An interesting recent article in Private Eye summarized the
issues currently plaguing the NHS. As
the press has highlighted during the Christmas period many hospital trusts
including local Worcestershire Royal Hospital reached crisis point and a third
of hospitals had to take action to safeguard patients.
In Worcestershire Royal Hospital 109 patients had to wait
over 12 hours on trolleys, the hospital was under greater stress than even
before the winter crisis hit. Even the
heath secretary Jeremy Hunt stated that Worcestershire had ‘unacceptably long
trolley waits’. This all points to now
being a bad time for the massive cuts in bed numbers that are predicted by the ‘NHS
Sustainability and Transformation Plans’.
By the end of September 2016 over 348,500 patients
nationally had been waiting 18 weeks or longer to begin treatment (up 9.4%
compared to the previous year). Even
more worryingly 1,181 had been waiting over a year. In the same month the total number of people
on a waiting list had grown to 3.7 million (up over 400,000 from the start of
the year). The time critical waiting
time targets for cancer treatment have not been met for two and a half years.
Matters were further exasperated by cancelled urgent
operations which in November 2016 were 446, double the number of the previous
year. The result of this was that
routine operations were cancelled in the lead up to Christmas in order to make

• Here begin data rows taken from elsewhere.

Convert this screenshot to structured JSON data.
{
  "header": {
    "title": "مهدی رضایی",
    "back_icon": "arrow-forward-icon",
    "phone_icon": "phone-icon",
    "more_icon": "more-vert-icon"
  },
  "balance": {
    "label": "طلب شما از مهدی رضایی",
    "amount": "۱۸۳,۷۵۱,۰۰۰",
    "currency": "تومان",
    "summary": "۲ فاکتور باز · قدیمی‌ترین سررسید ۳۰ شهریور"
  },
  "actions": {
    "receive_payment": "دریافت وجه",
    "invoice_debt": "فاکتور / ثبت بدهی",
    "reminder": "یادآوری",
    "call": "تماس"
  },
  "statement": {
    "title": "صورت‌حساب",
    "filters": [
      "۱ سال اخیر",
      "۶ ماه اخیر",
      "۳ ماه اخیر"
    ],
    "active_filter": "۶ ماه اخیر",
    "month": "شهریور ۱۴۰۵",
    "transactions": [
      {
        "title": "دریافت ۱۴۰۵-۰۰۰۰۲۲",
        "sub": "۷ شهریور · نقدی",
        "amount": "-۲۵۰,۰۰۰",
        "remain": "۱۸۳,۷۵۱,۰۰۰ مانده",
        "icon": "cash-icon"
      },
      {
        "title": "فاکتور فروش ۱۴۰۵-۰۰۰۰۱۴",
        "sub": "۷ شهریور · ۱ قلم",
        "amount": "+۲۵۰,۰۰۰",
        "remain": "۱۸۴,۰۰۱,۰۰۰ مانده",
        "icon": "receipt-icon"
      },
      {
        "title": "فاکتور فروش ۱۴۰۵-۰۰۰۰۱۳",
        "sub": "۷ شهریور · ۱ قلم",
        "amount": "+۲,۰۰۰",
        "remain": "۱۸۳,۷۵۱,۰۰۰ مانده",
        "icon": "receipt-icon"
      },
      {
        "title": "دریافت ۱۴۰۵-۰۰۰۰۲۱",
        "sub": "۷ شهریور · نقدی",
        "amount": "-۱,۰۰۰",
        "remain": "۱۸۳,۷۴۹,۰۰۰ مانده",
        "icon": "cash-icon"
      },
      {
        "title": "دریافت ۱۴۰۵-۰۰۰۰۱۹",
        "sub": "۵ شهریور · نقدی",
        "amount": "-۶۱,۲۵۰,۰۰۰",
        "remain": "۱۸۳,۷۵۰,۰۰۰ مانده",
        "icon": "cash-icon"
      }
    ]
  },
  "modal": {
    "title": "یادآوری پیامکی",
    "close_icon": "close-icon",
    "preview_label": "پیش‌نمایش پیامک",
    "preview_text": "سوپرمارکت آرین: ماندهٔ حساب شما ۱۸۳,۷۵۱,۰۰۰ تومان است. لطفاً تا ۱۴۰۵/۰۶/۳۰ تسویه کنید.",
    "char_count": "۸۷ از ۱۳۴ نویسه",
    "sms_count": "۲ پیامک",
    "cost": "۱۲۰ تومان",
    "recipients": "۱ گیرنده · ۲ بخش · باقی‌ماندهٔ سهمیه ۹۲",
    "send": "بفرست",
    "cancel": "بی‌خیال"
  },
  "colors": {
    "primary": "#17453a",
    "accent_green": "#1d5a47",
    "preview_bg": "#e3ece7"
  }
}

way for emergencies.
This worsening NHS performance should not be a surprise when
you consider the issues highlighted in the press: Rising demand, ageing
population, funding flat lined, cuts to social care, insufficient investment in
staff and a lack of a co-ordinated service offer by providers.
Compared to other countries within Europe UK health spend as
a percentage of GDP is just 8%. In
France, Sweden, and Belgium equivalent GDP spend is 10 to 11%. Most NHS staff are striving to deliver the
same levels of compassionate care that they always have but due to staff
shortages, lack of investment and so many on waiting lists for urgent treatment
the NHS is just unable to cope and this is even before the recommended reduction
in available bed numbers.
Orchard Healthcare seek to offer their members financial
assistance to ‘self-fund’ treatments such as Specialist consultations and
diagnostic procedures such as scans thereby reducing the number waiting for NHS
treatment and freeing up waiting list spaces.
Equally, members are able to be seen faster by opting to seek private
treatment than they would have been awaiting NHS treatment.
For more information on how you can take control of your
healthcare from as little as £1.07 a week contact Orchard Healthcare on 01905
729090 to learn more about cash plans.